- _About this exercise_
Line by line, copy out the data that follows.

- _Entries supplied_
Content starts

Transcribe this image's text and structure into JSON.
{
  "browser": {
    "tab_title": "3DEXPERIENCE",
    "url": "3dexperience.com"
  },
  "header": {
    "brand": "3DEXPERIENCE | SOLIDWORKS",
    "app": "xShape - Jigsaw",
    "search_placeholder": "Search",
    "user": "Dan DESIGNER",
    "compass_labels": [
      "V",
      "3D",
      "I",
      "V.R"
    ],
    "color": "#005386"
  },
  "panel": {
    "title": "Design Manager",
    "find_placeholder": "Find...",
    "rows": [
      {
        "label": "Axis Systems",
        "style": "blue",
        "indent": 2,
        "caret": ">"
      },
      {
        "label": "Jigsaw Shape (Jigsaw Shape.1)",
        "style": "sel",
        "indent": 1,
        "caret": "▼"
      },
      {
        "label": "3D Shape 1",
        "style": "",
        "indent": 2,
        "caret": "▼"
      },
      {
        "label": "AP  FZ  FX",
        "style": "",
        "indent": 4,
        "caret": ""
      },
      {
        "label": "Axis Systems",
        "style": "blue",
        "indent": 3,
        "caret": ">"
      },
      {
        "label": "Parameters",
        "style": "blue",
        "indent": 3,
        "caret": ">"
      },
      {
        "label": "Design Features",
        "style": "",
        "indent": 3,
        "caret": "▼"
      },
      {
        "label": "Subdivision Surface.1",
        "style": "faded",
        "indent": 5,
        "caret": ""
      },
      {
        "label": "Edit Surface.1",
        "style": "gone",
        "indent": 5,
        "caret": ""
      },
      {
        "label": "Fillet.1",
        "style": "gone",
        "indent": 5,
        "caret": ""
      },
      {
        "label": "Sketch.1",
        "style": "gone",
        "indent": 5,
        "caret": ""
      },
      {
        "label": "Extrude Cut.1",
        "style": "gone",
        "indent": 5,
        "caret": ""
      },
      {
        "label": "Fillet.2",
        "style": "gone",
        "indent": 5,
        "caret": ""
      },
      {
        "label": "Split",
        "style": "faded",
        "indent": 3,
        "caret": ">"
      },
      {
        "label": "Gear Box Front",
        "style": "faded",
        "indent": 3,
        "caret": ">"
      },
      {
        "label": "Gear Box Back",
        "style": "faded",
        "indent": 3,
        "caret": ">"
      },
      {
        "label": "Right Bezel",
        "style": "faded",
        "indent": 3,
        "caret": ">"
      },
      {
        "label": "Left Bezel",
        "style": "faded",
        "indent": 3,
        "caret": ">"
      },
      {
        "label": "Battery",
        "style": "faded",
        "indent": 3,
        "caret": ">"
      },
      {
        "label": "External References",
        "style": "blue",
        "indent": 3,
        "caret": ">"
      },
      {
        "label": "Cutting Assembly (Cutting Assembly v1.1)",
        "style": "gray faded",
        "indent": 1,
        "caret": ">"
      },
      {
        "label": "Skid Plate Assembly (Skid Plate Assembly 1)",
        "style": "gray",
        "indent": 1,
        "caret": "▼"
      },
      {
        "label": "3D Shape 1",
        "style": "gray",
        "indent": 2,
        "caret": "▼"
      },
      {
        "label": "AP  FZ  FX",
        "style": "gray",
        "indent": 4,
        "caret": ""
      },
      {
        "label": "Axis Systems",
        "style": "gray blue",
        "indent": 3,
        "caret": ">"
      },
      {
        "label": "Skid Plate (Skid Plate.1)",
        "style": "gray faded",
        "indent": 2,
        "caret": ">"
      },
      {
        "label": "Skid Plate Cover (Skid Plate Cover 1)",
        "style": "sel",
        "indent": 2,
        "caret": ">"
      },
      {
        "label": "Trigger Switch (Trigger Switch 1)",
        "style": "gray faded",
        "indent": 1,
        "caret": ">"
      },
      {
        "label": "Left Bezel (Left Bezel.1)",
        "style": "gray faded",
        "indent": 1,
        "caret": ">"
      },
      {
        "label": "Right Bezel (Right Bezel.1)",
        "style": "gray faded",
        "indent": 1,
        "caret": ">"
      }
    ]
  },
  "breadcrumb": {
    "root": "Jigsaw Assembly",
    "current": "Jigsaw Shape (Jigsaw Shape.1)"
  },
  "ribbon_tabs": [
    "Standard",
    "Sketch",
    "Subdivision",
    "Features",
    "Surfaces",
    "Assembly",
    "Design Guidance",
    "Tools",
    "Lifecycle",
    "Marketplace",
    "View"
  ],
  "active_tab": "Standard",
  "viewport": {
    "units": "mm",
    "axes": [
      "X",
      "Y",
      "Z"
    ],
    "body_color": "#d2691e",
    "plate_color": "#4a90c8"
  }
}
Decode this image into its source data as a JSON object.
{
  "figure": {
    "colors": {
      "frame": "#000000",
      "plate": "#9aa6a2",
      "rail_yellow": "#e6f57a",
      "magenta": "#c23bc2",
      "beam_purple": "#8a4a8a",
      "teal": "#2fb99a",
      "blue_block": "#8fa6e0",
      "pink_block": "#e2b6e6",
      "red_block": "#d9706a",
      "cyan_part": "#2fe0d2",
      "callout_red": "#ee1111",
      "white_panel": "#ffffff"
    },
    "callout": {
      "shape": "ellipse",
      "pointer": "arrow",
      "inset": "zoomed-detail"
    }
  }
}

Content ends

- _Response for this exercise_
Transcribe this image's text and structure into JSON.
{
  "browser": {
    "tab_title": "3DEXPERIENCE",
    "url": "3dexperience.com"
  },
  "header": {
    "brand": "3DEXPERIENCE | SOLIDWORKS",
    "app": "xShape - Jigsaw",
    "search_placeholder": "Search",
    "user": "Dan DESIGNER",
    "compass_labels": [
      "V",
      "3D",
      "I",
      "V.R"
    ],
    "color": "#005386"
  },
  "panel": {
    "title": "Design Manager",
    "find_placeholder": "Find...",
    "rows": [
      {
        "label": "Axis Systems",
        "style": "blue",
        "indent": 2,
        "caret": ">"
      },
      {
        "label": "Jigsaw Shape (Jigsaw Shape.1)",
        "style": "sel",
        "indent": 1,
        "caret": "▼"
      },
      {
        "label": "3D Shape 1",
        "style": "",
        "indent": 2,
        "caret": "▼"
      },
      {
        "label": "AP  FZ  FX",
        "style": "",
        "indent": 4,
        "caret": ""
      },
      {
        "label": "Axis Systems",
        "style": "blue",
        "indent": 3,
        "caret": ">"
      },
      {
        "label": "Parameters",
        "style": "blue",
        "indent": 3,
        "caret": ">"
      },
      {
        "label": "Design Features",
        "style": "",
        "indent": 3,
        "caret": "▼"
      },
      {
        "label": "Subdivision Surface.1",
        "style": "faded",
        "indent": 5,
        "caret": ""
      },
      {
        "label": "Edit Surface.1",
        "style": "gone",
        "indent": 5,
        "caret": ""
      },
      {
        "label": "Fillet.1",
        "style": "gone",
        "indent": 5,
        "caret": ""
      },
      {
        "label": "Sketch.1",
        "style": "gone",
        "indent": 5,
        "caret": ""
      },
      {
        "label": "Extrude Cut.1",
        "style": "gone",
        "indent": 5,
        "caret": ""
      },
      {
        "label": "Fillet.2",
        "style": "gone",
        "indent": 5,
        "caret": ""
      },
      {
        "label": "Split",
        "style": "faded",
        "indent": 3,
        "caret": ">"
      },
      {
        "label": "Gear Box Front",
        "style": "faded",
        "indent": 3,
        "caret": ">"
      },
      {
        "label": "Gear Box Back",
        "style": "faded",
        "indent": 3,
        "caret": ">"
      },
      {
        "label": "Right Bezel",
        "style": "faded",
        "indent": 3,
        "caret": ">"
      },
      {
        "label": "Left Bezel",
        "style": "faded",
        "indent": 3,
        "caret": ">"
      },
      {
        "label": "Battery",
        "style": "faded",
        "indent": 3,
        "caret": ">"
      },
      {
        "label": "External References",
        "style": "blue",
        "indent": 3,
        "caret": ">"
      },
      {
        "label": "Cutting Assembly (Cutting Assembly v1.1)",
        "style": "gray faded",
        "indent": 1,
        "caret": ">"
      },
      {
        "label": "Skid Plate Assembly (Skid Plate Assembly 1)",
        "style": "gray",
        "indent": 1,
        "caret": "▼"
      },
      {
        "label": "3D Shape 1",
        "style": "gray",
        "indent": 2,
        "caret": "▼"
      },
      {
        "label": "AP  FZ  FX",
        "style": "gray",
        "indent": 4,
        "caret": ""
      },
      {
        "label": "Axis Systems",
        "style": "gray blue",
        "indent": 3,
        "caret": ">"
      },
      {
        "label": "Skid Plate (Skid Plate.1)",
        "style": "gray faded",
        "indent": 2,
        "caret": ">"
      },
      {
        "label": "Skid Plate Cover (Skid Plate Cover 1)",
        "style": "sel",
        "indent": 2,
        "caret": ">"
      },
      {
        "label": "Trigger Switch (Trigger Switch 1)",
        "style": "gray faded",
        "indent": 1,
        "caret": ">"
      },
      {
        "label": "Left Bezel (Left Bezel.1)",
        "style": "gray faded",
        "indent": 1,
        "caret": ">"
      },
      {
        "label": "Right Bezel (Right Bezel.1)",
        "style": "gray faded",
        "indent": 1,
        "caret": ">"
      }
    ]
  },
  "breadcrumb": {
    "root": "Jigsaw Assembly",
    "current": "Jigsaw Shape (Jigsaw Shape.1)"
  },
  "ribbon_tabs": [
    "Standard",
    "Sketch",
    "Subdivision",
    "Features",
    "Surfaces",
    "Assembly",
    "Design Guidance",
    "Tools",
    "Lifecycle",
    "Marketplace",
    "View"
  ],
  "active_tab": "Standard",
  "viewport": {
    "units": "mm",
    "axes": [
      "X",
      "Y",
      "Z"
    ],
    "body_color": "#d2691e",
    "plate_color": "#4a90c8"
  }
}
Decode this image into its source data as a JSON object.
{
  "figure": {
    "colors": {
      "frame": "#000000",
      "plate": "#9aa6a2",
      "rail_yellow": "#e6f57a",
      "magenta": "#c23bc2",
      "beam_purple": "#8a4a8a",
      "teal": "#2fb99a",
      "blue_block": "#8fa6e0",
      "pink_block": "#e2b6e6",
      "red_block": "#d9706a",
      "cyan_part": "#2fe0d2",
      "callout_red": "#ee1111",
      "white_panel": "#ffffff"
    },
    "callout": {
      "shape": "ellipse",
      "pointer": "arrow",
      "inset": "zoomed-detail"
    }
  }
}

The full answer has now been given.